"Art gives us the opportunity for stillness in the midst of chaos."
"Artists close their eyes in order to see."
"Art challenges despair."
"Art saves lives."
Statements such as these energized Art-21: Art Reaches Into The 21st Century, the first conference of its kind sponsored by the National Endowment for the Arts, as the 30th anniversary of its creation approaches.
[I was among a very few academics attending. Would the conference address some of the issues which CMS has identified as crucial to music in higher education? To what extent would the new National Standards for Arts Education be discussed? Would the perspective of a music theory teacher from Northwestern University -- i.e., my perspective -- be represented, challenged, enlarged?]
Characterized by NEA Chairman Jane Alexander as an opportunity for those whose lives are impassioned by art to share their visions for the future, the conference (April 14-16, 1994, Hyatt Regency, Chicago) was organized around four Themes: the Artist in Society, the Arts and Technology, Expanding Resources for the Arts, and Lifelong Learning through the Arts. Each theme was introduced at a plenary session that included elegant dining and performances by celebrated Chicago area music and dance groups. Distinguished keynote speakers then set the tone for subsequent breakout sessions during which panelists and registrants told their stories, shared their dreams and frustrations, and argued passionately for the value and necessity of the arts in our lives. There was concerted effort to ensure that the ideas, thoughts, criticisms, and suggestions of all participants would be passed on to the NEA leadership in order to impact planning efforts for the next decade.
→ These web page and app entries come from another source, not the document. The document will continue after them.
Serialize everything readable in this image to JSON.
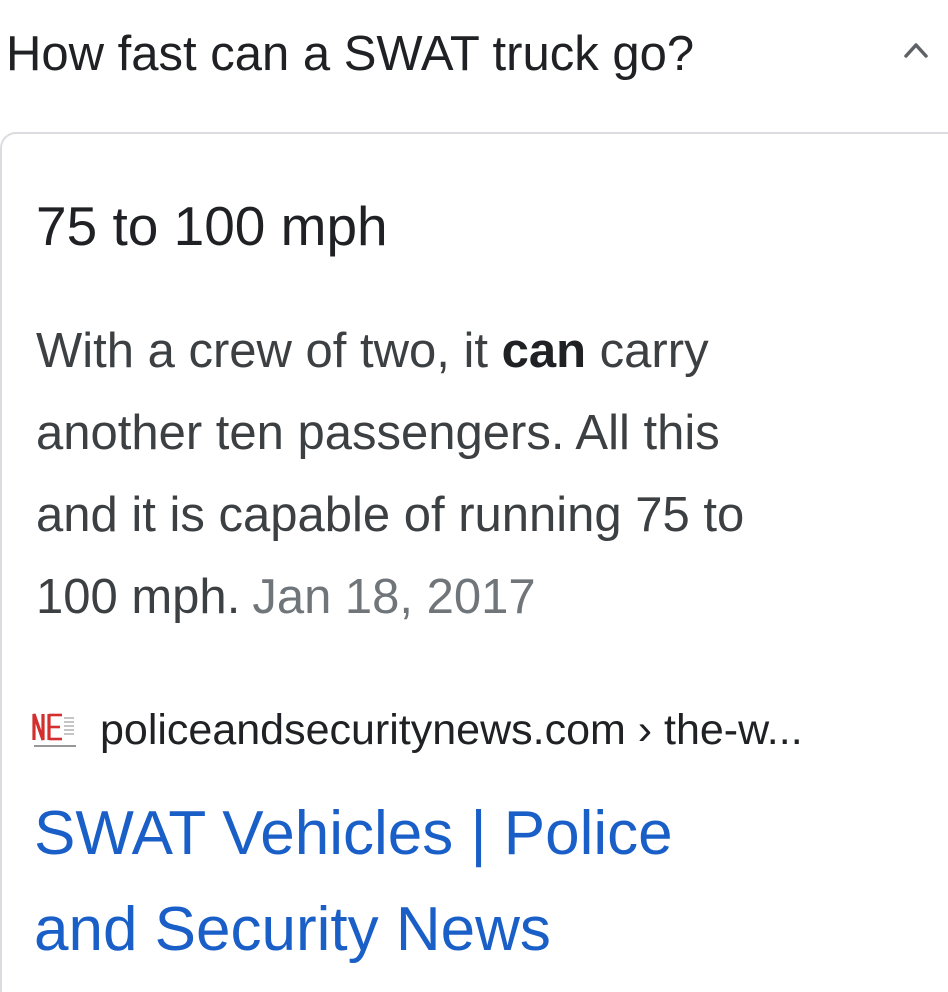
{
  "question": {
    "text": "How fast can a SWAT truck go?",
    "toggle_icon": "chevron-up-icon"
  },
  "answer": {
    "headline": "75 to 100 mph",
    "snippet": {
      "line1_pre": "With a crew of two, it ",
      "line1_bold": "can",
      "line1_post": " carry",
      "line2": "another ten passengers. All this",
      "line3": "and it is capable of running 75 to",
      "line4": "100 mph.",
      "date": "Jan 18, 2017"
    }
  },
  "source": {
    "favicon_icon": "site-logo-icon",
    "url_text": "policeandsecuritynews.com › the-w..."
  },
  "result": {
    "title_line1": "SWAT Vehicles | Police",
    "title_line2": "and Security News"
  },
  "colors": {
    "link": "#1a5fc7",
    "text": "#202124",
    "muted": "#70757a",
    "favicon_red": "#d32f2f"
  }
}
THEME 1. The writer Thulani Davis, who wrote the libretto for the opera, X, The Life and Times of Malcolm X, (New York City Opera, 1986) spoke of the crucial role of artists in our society. While buoyed by the tremendous productivity and originality of today's artistic activity, Davis observed that much of the chaos in our lives comes from the absence of art. She stressed the need to provide both psychic "room" and real support so that artists' can fulfill their responsibility to create "interaction between people one at a time [to] bring a whole society from warfare to storytelling, [from] despair to song." Individual sessions on "The Working Artist," "The Artist as Community Activist," "Facing Society's Censure," and "Funding the Individual Artist" followed her remarks.
[Throughout the conference, I was struck by demonstrations of the diversity of artistic expression and the persistence of the artist's voice in our society. Are we in as bad shape as we so often portray ourselves? Was the conference only a coming together of those whose budgets made the trip affodable? Could the considerable resources of time and money needed to mount the conference have been spent more wisely to support worthy efforts that might otherwise not see the light of day? Does CMS remind its membership often enough of its responsibility to the community outside academic walls? Do we celebrate often enough the many voluntary efforts of our teachers/musicians in those communities?]
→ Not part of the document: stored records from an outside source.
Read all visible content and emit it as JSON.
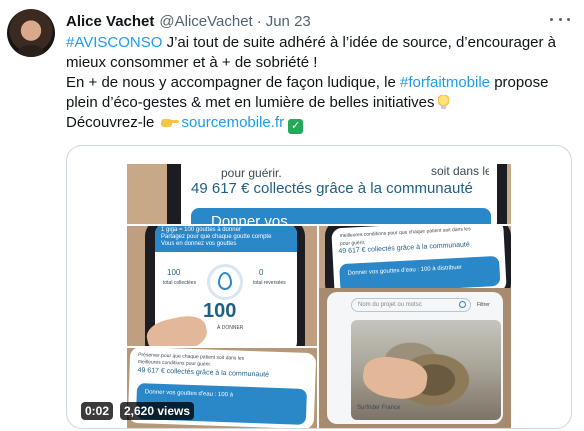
{
  "tweet": {
    "author_name": "Alice Vachet",
    "handle": "@AliceVachet",
    "separator": "·",
    "date": "Jun 23",
    "line1_tag": "#AVISCONSO",
    "line1_text": " J’ai tout de suite adhéré à l’idée de source, d’encourager à",
    "line2_text": "mieux consommer et à + de sobriété !",
    "line3_text": "En + de nous y accompagner de façon ludique, le ",
    "line3_tag": "#forfaitmobile",
    "line3_tail": " propose",
    "line4_text": "plein d’éco-gestes & met en lumière de belles initiatives",
    "line5_text": "Découvrez-le ",
    "line5_link": "sourcemobile.fr",
    "check_glyph": "✓",
    "bulb_icon": "light-bulb-icon",
    "pointing_icon": "pointing-hand-icon"
  },
  "media": {
    "time": "0:02",
    "views": "2,620 views",
    "top_banner_big": "49 617 € collectés grâce à la communauté",
    "top_banner_line": "pour guérir.",
    "top_banner_right": "soit dans les",
    "top_button": "Donner vos",
    "tile_ml_header": "1 giga = 100 gouttes à donner",
    "tile_ml_sub": "Partagez pour que chaque goutte compte",
    "tile_ml_sub2": "Vous en donnez vos gouttes",
    "tile_ml_num1": "100",
    "tile_ml_num1_label": "total collectées",
    "tile_ml_num2": "0",
    "tile_ml_num2_label": "total reversées",
    "tile_ml_big": "100",
    "tile_ml_cta": "À DONNER",
    "tile_mr_line1": "meilleures conditions pour que chaque patient soit dans les",
    "tile_mr_line2": "pour guérir.",
    "tile_mr_big": "49 617 € collectés grâce à la communauté",
    "tile_mr_button": "Donner vos gouttes d'eau : 100 à distribuer",
    "tile_br_search": "Nom du projet ou motsc",
    "tile_br_filter": "Filtrer",
    "tile_br_caption": "Surfrider France",
    "tile_bl_line1": "Préserver pour que chaque patient soit dans les",
    "tile_bl_line2": "meilleures conditions pour guérir.",
    "tile_bl_big": "49 617 € collectés grâce à la communauté",
    "tile_bl_button": "Donner vos gouttes d'eau : 100 à"
  }
}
THEME 2. The potential of ever more sophisticated telecommunications systems, the implications of the "information superhighway," and the move away from "works of art to ways of art" were the subjects of Richard Loveless's keynote address. Again and again, Loveless pointed to the collaborative nature of the art process of the future, not only among the creators of art themselves, but between creators and their audiences, interacting in ways that can change the nature and outcome of the artistic product as it is being formed. He used a video demo of Tod Machover's The Brain Opera, (planned for the 1996 Olympic Games in Atlanta) in which the audience moves through a three-story space intended to simulate "what it feels like to walk into somebody's brain while a piece of music is being created," to show how the art process changes "from monologue to dialogue, from passive to interactive." The ramifications of technology were then explored in breakout sessions on "Virtual Arts Communities," "Making the TransitionAnalog to Digital," "?State of the Art' Art," and "The Endowment's Role in National Policy."
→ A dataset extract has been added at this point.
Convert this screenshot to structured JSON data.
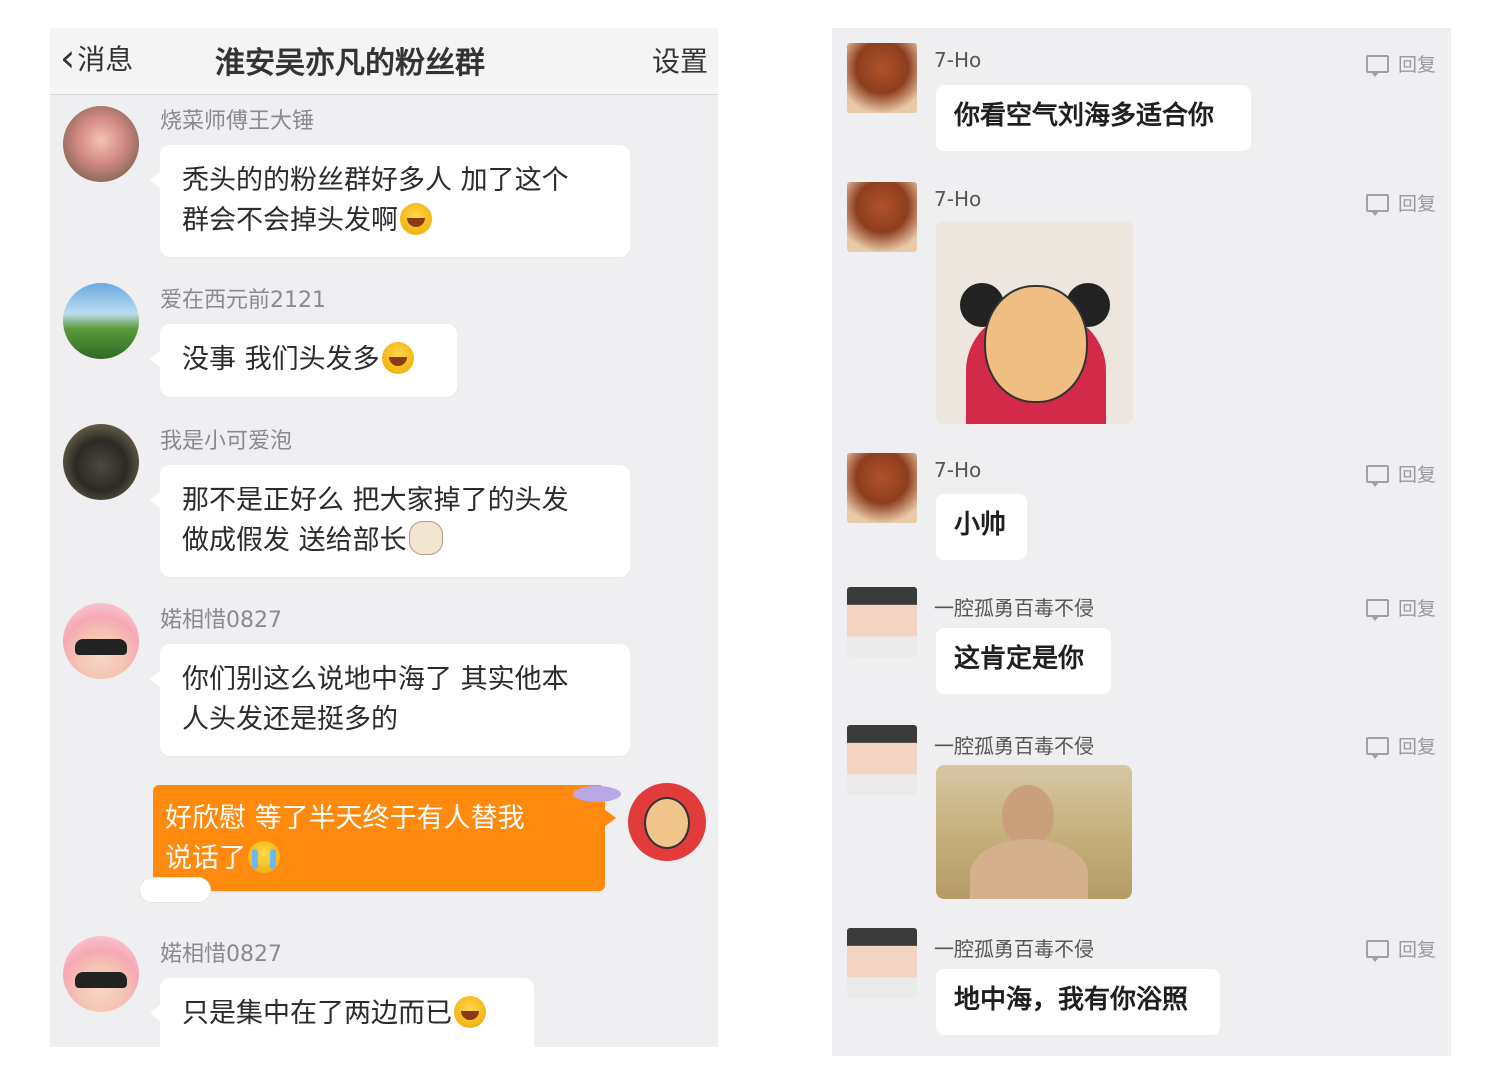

[Will CMS's plans to provide technological resources for the continued professional development of its membership be able to capture the frontier spirit that was so evident in the activities demonstrated here? In what ways can we encourage the thinking of music teachers to reach out to what promises to be a "Gesamtkunstwerk" of great wonder and potential?]
THEME 3. HUD Secretary Henry Cisneros, fresh from brief but intense immersion in the harsh life of Chicago's low-income housing projects, offered an eloquent and moving plea for the full engagement of the power of art to transform lives. Cisneros expressed his fear that we are losing too large a part of a generation of young people to hopelessness and violence. The arts can bring self-esteem, sensitivity to others, discipline, awareness of community, means of coping with one's pain and fear, and can offer a glimpse of the spiritual that goes beyond the expressive powers of language. The problems of funding these vital efforts were dealt with in sessions on "New Ideas for Federal Arts Funding," "Government Partnerships at the Federal, State, and Local Levels," "Private Sector Collaborations," and "Ensuring Equitable Access to Resources."
[Does CMS challenge its membership to affirm the life-saving power of music? Are we too caught up in our professionalism to teach that all kinds of music can touch and shape the human spirit? Do we close our eyes to the needs of these despair-filled communities?]
THEME 4. Ernest L. Boyer, President of the Carnegie Foundation for the Advancement of Teaching, spoke to the value of lifelong learning through the arts. Among his many insights were reminders that artistic activity can have very special meaning for restricted children, who, "through music and dance and the visual arts . . . can become confidently expressive and self-affirming," that the arts can be a powerful palliative for those young people who feel alienated and unwanted, and that one of the significant ramifications of lifelong learning through the arts is the bridging of generations through the sharing of mutual pleasures and enrichment which is available to young and old. These ideas fueled the discussions at the breakout sessions on "Reaching Special Constituencies," "Destination: Schools Where the Arts are Central to Learning," "Dynamic Duos: Artists and Teachers Working Together," and "The Role of the Arts Institution."
[I expected that the National Standards would be discussed extensively within this theme. They were not. Yet NEA did provide grant support for the Consortium of National Arts Education Associations, the group that developed the standards. How extensive a role should CMS play in assuring that teachers are adequately trained to help students meet these standards? Should CMS expand its interests to deal in some way with the ever-growing adult-learning segment of higher education?]
Jane Alexander, in her remarks during the final plenary session, expressed the excitement and the sense of renewed energy, hope, and conviction of participants. She assured all that the lessons learned at ART-21 would help define the national cultural policies at the end of the century and beyond.
[I, too, was caught up in the exhilaration of this love-fest for the arts. The enthusiasm of artists working outside academe in the face of shrinking budgets and at times in harsh circumstances was, frankly, inspiring. I wish all members of the CMS Advocacy Committee could have attended. There was much fodder provided to support their efforts to reaffirm the values of music in our society and in higher education. The task is not an easy one.]